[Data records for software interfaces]
★ ★ ★
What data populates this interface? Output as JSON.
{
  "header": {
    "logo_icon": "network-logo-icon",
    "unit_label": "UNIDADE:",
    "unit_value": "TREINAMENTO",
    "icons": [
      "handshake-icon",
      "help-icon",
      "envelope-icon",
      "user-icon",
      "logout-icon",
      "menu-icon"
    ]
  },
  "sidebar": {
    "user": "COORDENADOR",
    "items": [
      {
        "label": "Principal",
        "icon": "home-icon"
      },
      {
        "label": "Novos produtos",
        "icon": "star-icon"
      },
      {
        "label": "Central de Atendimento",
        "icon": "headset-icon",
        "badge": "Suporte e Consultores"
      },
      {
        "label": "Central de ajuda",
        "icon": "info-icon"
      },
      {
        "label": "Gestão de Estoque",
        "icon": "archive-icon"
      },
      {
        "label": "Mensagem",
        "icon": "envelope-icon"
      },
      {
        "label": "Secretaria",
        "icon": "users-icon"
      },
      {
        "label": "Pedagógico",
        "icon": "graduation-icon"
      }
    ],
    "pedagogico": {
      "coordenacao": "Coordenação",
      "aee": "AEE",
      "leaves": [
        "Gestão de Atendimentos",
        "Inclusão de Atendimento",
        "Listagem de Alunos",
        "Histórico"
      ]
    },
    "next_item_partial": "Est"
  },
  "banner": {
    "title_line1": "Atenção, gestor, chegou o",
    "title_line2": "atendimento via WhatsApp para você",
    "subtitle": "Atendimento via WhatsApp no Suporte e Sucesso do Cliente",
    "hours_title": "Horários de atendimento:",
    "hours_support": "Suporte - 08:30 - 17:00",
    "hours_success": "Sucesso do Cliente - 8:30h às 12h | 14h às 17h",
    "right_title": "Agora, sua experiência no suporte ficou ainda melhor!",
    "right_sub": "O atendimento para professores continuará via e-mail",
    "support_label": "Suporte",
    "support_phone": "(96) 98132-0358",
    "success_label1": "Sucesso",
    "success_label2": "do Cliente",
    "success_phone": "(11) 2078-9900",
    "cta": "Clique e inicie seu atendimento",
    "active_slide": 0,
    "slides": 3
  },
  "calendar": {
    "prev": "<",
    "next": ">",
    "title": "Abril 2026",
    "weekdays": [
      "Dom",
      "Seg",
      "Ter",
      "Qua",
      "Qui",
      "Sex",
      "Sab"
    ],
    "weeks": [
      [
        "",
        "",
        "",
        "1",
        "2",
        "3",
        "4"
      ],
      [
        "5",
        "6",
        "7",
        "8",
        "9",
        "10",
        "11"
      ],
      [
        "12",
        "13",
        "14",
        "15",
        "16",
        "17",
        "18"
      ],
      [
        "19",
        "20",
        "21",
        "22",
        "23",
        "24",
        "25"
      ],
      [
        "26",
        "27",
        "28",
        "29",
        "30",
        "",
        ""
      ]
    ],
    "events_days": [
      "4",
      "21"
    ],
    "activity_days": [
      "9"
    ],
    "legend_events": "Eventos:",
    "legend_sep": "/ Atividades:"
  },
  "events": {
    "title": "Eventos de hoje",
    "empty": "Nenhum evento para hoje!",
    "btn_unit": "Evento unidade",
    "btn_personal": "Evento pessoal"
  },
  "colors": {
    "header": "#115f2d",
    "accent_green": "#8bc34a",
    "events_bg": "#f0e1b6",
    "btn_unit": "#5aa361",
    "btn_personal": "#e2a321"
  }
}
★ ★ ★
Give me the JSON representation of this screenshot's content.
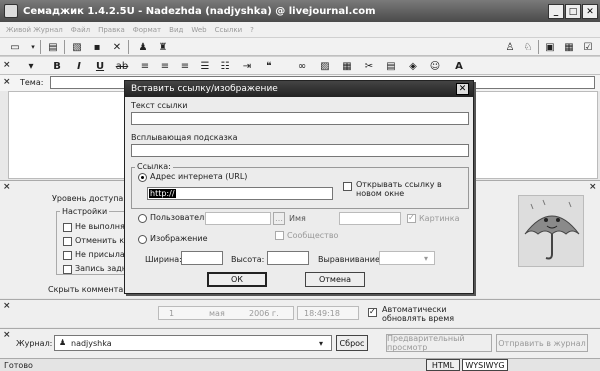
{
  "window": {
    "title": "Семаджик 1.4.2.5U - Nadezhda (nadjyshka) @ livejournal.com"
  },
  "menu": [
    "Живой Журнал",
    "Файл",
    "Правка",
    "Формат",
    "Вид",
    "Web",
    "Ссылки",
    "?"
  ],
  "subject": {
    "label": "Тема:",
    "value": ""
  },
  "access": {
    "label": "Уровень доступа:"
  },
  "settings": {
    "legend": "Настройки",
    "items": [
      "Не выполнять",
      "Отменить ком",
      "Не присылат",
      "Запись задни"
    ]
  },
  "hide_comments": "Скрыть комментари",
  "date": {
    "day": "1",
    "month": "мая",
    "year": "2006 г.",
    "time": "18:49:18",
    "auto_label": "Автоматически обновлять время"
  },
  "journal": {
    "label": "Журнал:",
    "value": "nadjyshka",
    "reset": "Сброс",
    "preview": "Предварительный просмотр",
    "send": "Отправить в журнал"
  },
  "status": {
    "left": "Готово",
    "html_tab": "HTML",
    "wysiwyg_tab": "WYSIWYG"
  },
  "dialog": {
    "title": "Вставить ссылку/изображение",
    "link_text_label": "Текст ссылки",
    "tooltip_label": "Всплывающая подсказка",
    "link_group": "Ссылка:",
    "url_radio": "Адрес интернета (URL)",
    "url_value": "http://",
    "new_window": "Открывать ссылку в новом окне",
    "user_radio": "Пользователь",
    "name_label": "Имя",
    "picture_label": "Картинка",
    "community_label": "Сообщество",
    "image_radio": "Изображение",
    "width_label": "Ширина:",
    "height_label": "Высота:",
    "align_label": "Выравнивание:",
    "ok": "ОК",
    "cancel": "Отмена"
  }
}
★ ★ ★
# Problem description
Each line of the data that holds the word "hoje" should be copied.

# Reply to the task
    "title": "Eventos de hoje",
    "empty": "Nenhum evento para hoje!",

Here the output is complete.